Sometimes, a prison riot can be a good thing.
In early May, hundreds of people behind bars ran wild at a penitentiary in northern West Virginia. Even though law enforcement personnel from around the country responded to the event, the outburst did not make national headlines. That’s because it was part of the annual Mock Prison Riot, a real-time training exercise hosted since 1997 by the West Virginia Department of Military Affairs and Public Safety, the West Virginia Division of Corrections and the West Virginia Corrections Training Foundation.
Each year, hundreds of security staff from across the globe travel to the decommissioned West Virginia State Penitentiary in Moundsville to participate in one of the premier training events in correctional safety and defense. The mock riot provides corrections, law enforcement, military and other public safety personnel with the chance to test their skills against volunteers posing as hostile inmates and to learn where they have room for improvement — all without any actual risk to the officers or to the public.
Safety is what the mock riot is all about.
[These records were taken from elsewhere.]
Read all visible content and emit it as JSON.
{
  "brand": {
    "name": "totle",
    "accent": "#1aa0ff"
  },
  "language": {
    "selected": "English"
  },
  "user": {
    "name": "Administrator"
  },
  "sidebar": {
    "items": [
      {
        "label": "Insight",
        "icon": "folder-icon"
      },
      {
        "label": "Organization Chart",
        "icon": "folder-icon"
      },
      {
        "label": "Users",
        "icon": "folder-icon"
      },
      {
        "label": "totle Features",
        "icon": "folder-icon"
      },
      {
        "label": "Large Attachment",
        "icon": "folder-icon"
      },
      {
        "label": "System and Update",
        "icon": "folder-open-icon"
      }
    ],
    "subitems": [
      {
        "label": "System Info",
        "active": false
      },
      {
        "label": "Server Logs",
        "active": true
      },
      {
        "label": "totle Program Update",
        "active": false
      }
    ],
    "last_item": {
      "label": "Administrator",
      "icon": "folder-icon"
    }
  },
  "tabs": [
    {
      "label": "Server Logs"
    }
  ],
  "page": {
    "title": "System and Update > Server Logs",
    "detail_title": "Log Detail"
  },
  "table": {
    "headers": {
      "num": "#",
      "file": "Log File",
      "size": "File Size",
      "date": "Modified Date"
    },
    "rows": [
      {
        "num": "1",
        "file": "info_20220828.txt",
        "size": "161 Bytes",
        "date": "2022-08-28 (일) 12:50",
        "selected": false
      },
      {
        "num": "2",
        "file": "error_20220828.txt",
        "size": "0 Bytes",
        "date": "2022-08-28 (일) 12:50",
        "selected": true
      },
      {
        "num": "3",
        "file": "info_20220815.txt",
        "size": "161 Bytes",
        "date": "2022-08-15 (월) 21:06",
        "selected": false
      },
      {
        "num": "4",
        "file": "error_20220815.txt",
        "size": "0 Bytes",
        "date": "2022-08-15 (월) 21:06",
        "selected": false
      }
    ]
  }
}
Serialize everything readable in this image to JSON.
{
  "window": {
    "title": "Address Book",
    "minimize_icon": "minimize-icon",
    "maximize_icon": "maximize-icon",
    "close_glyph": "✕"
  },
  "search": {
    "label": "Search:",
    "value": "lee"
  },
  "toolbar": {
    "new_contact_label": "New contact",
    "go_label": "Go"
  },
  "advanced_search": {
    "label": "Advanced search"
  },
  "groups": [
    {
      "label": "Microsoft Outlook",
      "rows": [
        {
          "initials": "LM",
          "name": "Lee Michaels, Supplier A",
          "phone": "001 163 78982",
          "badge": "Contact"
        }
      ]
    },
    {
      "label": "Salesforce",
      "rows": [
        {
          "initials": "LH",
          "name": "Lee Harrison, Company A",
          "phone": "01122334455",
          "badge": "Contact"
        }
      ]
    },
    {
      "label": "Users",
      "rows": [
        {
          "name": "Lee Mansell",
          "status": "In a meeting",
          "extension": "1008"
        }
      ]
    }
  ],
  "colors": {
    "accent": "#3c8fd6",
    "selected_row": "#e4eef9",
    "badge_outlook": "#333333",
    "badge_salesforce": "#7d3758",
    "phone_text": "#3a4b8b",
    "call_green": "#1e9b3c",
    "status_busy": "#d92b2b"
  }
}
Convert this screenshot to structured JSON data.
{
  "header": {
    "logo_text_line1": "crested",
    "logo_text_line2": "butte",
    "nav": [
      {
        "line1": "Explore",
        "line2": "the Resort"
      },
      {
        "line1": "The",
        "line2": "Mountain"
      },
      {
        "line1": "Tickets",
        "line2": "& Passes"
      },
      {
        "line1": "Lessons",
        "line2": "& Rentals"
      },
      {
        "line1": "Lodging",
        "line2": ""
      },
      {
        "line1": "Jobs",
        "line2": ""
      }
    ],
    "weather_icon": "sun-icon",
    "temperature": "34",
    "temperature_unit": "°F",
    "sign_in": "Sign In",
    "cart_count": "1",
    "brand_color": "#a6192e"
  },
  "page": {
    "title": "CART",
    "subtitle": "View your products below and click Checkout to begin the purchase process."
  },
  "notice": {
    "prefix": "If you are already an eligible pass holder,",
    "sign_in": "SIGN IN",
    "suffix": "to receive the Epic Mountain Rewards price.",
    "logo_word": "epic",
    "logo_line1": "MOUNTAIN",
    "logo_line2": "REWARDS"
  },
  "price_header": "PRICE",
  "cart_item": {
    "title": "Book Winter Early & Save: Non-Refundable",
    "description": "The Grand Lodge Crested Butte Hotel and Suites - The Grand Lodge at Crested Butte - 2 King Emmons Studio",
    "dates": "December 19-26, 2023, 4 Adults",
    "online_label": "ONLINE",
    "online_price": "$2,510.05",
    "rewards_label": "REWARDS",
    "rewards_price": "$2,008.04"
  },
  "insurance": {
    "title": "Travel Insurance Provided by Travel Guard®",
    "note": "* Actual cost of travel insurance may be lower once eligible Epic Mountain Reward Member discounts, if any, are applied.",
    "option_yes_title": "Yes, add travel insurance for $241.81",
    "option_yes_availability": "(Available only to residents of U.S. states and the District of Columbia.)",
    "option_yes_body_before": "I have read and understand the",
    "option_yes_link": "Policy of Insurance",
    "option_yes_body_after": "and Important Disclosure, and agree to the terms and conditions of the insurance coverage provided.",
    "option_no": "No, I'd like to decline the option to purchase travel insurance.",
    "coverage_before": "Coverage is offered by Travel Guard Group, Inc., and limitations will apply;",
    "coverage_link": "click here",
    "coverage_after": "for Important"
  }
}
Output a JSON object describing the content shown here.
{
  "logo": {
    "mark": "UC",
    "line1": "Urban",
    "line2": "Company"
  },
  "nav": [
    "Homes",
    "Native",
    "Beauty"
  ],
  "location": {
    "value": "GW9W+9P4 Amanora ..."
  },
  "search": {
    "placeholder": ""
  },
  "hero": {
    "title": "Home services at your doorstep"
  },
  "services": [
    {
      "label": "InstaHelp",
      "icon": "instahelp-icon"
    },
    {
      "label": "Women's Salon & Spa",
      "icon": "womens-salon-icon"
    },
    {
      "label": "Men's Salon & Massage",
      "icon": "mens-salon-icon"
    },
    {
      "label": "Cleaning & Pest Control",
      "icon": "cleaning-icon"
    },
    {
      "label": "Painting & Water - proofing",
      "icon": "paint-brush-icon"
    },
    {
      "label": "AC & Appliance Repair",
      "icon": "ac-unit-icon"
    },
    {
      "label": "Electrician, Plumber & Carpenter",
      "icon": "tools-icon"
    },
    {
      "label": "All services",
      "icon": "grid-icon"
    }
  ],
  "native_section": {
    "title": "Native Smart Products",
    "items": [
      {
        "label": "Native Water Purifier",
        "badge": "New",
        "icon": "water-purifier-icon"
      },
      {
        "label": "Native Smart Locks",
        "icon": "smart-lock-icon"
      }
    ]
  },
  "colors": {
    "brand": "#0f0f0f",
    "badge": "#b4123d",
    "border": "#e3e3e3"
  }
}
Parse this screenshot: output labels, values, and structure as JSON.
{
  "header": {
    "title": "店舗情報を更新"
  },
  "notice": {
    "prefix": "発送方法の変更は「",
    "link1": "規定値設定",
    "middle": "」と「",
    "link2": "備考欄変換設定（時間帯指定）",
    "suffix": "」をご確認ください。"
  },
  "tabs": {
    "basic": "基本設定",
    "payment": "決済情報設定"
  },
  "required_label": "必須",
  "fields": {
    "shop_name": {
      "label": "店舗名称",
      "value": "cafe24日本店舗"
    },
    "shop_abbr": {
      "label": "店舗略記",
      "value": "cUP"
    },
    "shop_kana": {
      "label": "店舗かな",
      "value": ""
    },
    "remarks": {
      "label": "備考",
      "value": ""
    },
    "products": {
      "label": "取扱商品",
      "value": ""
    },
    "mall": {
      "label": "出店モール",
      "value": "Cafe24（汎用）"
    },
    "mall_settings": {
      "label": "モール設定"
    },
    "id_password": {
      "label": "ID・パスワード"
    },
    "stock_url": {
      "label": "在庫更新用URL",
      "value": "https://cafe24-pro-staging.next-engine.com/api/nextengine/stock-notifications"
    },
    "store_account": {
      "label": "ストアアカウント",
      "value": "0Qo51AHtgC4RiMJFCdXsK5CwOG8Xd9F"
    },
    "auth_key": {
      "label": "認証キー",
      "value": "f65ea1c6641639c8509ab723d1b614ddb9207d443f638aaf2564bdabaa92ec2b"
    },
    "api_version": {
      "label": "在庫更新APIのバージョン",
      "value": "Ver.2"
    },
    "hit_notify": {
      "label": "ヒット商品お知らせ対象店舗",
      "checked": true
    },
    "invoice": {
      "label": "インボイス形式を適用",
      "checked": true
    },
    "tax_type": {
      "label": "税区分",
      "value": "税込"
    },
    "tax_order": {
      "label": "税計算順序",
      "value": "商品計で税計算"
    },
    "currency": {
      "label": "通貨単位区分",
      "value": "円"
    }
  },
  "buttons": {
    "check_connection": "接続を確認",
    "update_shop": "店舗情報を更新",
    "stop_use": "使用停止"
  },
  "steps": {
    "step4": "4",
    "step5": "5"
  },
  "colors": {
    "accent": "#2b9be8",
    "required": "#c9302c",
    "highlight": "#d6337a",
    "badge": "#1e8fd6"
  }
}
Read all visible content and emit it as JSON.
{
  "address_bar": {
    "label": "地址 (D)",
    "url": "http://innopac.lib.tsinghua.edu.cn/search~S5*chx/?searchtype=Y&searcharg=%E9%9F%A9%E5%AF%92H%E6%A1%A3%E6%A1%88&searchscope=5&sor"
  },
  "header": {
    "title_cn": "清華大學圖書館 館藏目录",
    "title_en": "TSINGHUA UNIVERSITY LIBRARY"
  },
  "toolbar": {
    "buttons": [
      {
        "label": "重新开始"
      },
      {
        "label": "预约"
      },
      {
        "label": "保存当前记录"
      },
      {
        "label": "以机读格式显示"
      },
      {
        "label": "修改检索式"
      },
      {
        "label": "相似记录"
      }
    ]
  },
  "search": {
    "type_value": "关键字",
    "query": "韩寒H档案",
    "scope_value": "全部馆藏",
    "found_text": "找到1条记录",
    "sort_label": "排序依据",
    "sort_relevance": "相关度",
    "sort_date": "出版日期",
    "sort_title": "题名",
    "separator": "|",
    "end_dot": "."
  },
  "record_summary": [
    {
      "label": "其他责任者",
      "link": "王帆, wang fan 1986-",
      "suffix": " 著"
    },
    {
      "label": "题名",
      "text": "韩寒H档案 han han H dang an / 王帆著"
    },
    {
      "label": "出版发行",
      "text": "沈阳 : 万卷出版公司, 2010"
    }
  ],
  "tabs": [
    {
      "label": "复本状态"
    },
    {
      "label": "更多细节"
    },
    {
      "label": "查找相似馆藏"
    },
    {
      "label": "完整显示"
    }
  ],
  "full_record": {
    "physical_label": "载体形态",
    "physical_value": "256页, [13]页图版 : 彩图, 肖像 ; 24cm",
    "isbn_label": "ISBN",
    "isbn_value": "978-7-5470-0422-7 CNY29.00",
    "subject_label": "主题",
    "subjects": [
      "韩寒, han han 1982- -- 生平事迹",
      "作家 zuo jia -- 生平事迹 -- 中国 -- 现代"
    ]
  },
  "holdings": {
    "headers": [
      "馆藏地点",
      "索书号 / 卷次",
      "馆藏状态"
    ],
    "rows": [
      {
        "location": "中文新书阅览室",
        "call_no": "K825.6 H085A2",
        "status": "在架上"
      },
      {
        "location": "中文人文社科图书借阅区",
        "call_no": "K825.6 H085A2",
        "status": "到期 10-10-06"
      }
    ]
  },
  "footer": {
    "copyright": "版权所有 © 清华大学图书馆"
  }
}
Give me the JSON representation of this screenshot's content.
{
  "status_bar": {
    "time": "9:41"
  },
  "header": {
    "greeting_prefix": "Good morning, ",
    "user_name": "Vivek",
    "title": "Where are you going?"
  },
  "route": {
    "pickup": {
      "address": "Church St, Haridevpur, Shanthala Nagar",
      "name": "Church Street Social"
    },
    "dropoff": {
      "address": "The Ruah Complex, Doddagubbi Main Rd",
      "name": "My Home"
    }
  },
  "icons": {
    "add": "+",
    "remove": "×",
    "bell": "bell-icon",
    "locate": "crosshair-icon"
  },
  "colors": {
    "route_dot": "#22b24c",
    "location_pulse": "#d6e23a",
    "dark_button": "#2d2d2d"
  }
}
And the real beneficiaries of the event are the law-abiding citizens of West Virginia and other participating jurisdictions. As a society, we trust the dedicated men and women working “behind the walls” of our jails and prisons to protect us from individuals our justice system has deemed dangerous. The exercise helps our protectors do this better.
Live demonstrations, skills competitions and certification workshops at the Mock Prison Riot give participants hands-on experience deploying new technologies under realistic conditions. Participants then receive immediate feedback on their performance. The better their training, the better their ability to keep us safe.
West Virginia does an outstanding job organizing the event each year. Its willingness to host it is a testament to the state’s commitment to public safety. As the health-care provider for West Virginia’s prison inmates, Wexford Health is also committed to public safety. We witness on a daily basis the responsibility placed on correctional officers and understand the necessity of training events like the Mock Prison Riot. We are proud to be a major sponsor of this nationally recognized event. There can be no doubt participants left the event with more knowledge, training and preparation than when they arrived. When they share those lessons with their colleagues back home, public safety will be improved not just in West Virginia but across the nation. It is Wexford Health’s privilege to support the West Virginia Division of Corrections and the brave men and women who put their lives on the line every day to keep us safe by ensuring that offenders remain appropriately incarcerated and managed.
Mark W. Hale is president and chief executive officer of Wexford Health Sources.